A: I followed his footsteps wherever they led, from his days at Cambridge to his voyage to the Galapagos to his retirement, at an early age, at Down House. I read his letters at the Cambridge University Library, handled his specimens at the Darwin Center at the Natural History Museum, gazed upon the portraits at his publisher, John Murray's, and sat in the deserted hall of the Linnean Society, which heard the papers of Darwin and Alfred Russel Wallace on July 1, 1858. When I learned that he took Milton's Paradise Lost with him on the voyage he read it by the campfire under the Southern Cross I felt I had to re-read it too.
Q: Did any of your findings surprise you?
A: There were many surprises along the way. One was the nature of Darwin himself. He is a sympathetic bundle of contradictions: a world-class adventurer who rode with the gauchos in South America yet retired at an early age and never so much as crossed the English Channel; a family man who considered taking religious orders before marrying a deeply devout woman and later became an atheist; a man of science to his dying day, fascinated by all of nature, great (evolution) and small (the study of earthworms).
A second surprise was how much the theory of evolution was in the air during Darwin's time. He was far from the first to theorize that one species could grow out of another. Given the obvious similarities among species, the concept of evolution was not unheard of (though the word "evolution" was not used in that sense). Even Darwin's own grandfather, Erasmus Darwin, believed in the concept. Charles Darwin's contribution was in coming up with the mechanism to explain how the process occurred: by means of natural selection, minor variations that endow some individuals with a greater capacity to survive.
Q: The topic of this novel might be considered controversial due to the continuing debates over the validity of Darwin's theory of evolution. Do you fear repercussions?
A: The Darwin Conspiracy does more than poke fun at the Victorians. It also takes on present day creationists because it strongly upholds the elegant simplicity the undeniable fact, if you will of evolution. The larger point I am trying to make is that the theory fits every observable piece of information and is undeniably true. I can't be more explicit without giving away the surprise ending of the book. Incidentally, Thomas Huxley, who was Darwin's champion, grasped the beauty of the theory instantly. When he first heard of it, he clapped his hand to his head and said: "How stupid not to have thought of it."
Q: What do you think about the proposed policy of requiring biology students to be told about "intelligent design" as an alternative theory to evolution?
A: I think it's hogwash. The two are not equivalent. One is a religious belief, the other is a scientific fact. Darwin's theory is a "theory" in name only, in the same way that the Newtonian concept of gravity is called a theory, as someone said.

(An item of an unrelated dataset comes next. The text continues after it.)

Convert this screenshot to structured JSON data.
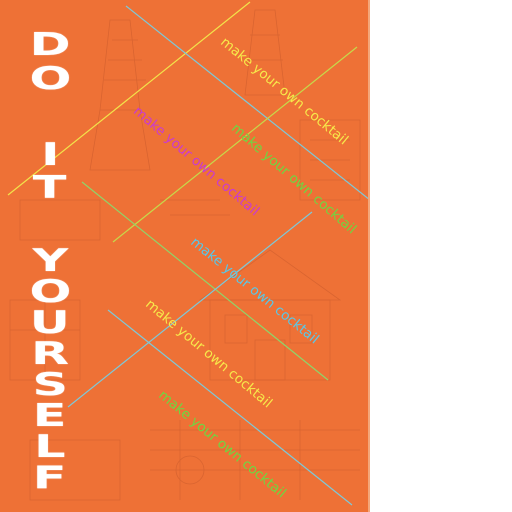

That doesn't mean it is speculative or seriously open to question or is only accepted provisionally until something comes along to prove it wrong.
Many of the arguments that are used against the theory of evolution today, particularly the argument of "intelligent design," were employed against Darwin in his time. They eventually lost out because the evidence to support the theory was so compelling. As we now see, they did not totally disappear. But they make even less sense today than they did then, because science has moved on.

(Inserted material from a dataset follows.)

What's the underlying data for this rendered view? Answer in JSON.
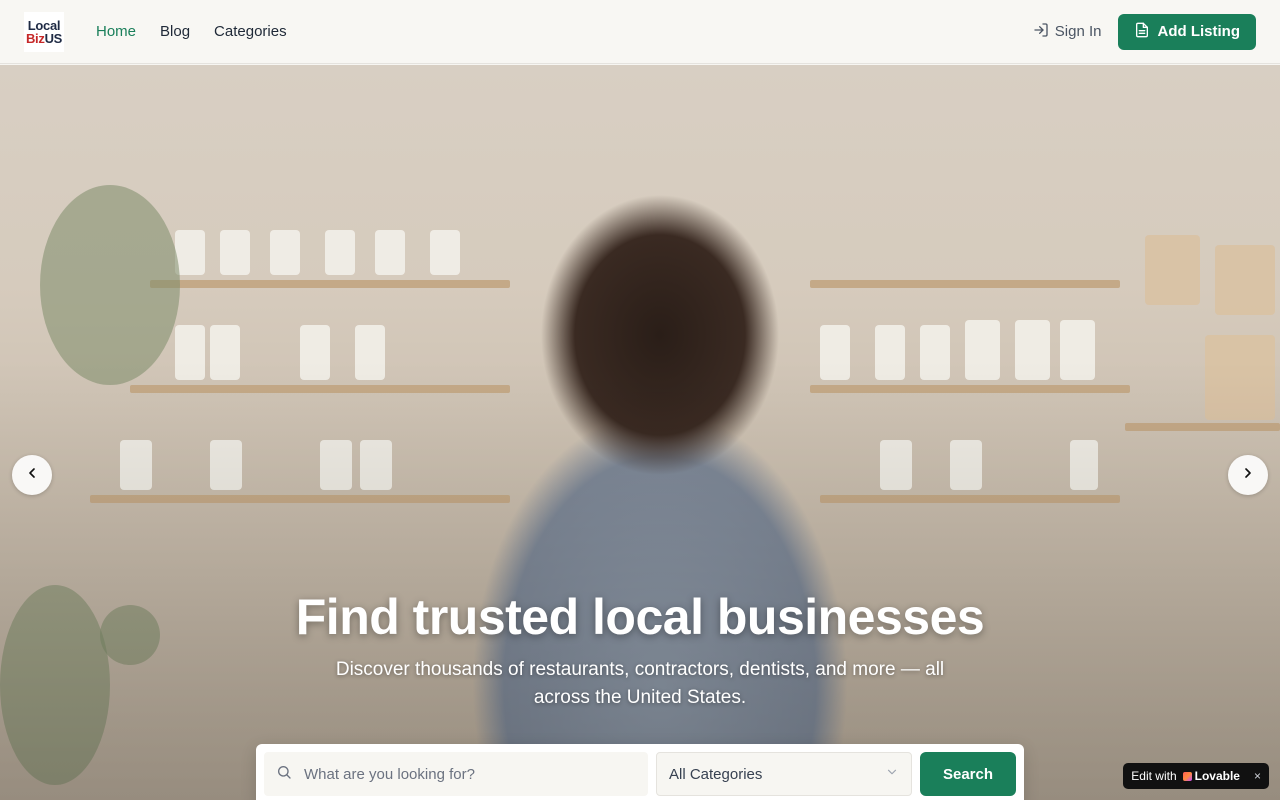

Objectively speaking, there is even less reason today to support creationism than there was in the 18th century. Darwin, for example, was criticized for not being able to specify the means by which natural traits are passed on. Today we know that it is done through DNA. At the same time, evolution has been made palpable in various studies, including one of how finches evolve in the Galapagos to take advantage of changing rainfall conditions. The capacity of the AIDS virus to survive and stand up to new generations of drugs is nothing more than evolution writ small.

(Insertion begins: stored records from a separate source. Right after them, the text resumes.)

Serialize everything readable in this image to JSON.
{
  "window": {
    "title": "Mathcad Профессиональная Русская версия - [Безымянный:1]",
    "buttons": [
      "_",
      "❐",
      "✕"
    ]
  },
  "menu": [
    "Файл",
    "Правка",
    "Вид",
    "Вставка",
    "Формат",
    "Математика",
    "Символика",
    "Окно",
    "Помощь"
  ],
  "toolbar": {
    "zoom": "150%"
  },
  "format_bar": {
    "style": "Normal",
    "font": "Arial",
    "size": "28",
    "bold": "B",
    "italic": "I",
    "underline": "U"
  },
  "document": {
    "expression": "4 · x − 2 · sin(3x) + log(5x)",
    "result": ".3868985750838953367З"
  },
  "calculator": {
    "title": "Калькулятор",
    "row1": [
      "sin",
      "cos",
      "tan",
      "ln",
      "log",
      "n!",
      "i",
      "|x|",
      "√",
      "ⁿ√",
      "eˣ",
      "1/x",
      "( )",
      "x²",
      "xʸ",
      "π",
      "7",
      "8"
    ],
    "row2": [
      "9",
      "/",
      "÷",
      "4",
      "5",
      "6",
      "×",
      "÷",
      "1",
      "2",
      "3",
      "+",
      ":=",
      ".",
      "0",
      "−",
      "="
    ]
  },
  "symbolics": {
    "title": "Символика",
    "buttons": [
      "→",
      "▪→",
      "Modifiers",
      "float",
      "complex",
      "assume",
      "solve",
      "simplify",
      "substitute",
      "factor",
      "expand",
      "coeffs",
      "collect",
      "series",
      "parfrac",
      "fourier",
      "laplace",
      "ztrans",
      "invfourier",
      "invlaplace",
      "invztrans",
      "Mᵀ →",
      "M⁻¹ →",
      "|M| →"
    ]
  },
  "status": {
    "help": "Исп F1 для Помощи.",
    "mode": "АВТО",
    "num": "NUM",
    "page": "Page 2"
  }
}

I believe that people who feel threatened by Darwinism today are people who cannot accept the idea that humans are not the center of the universe. Darwin himself embraced that idea and found it, in an odd way, frightening but also exhilarating.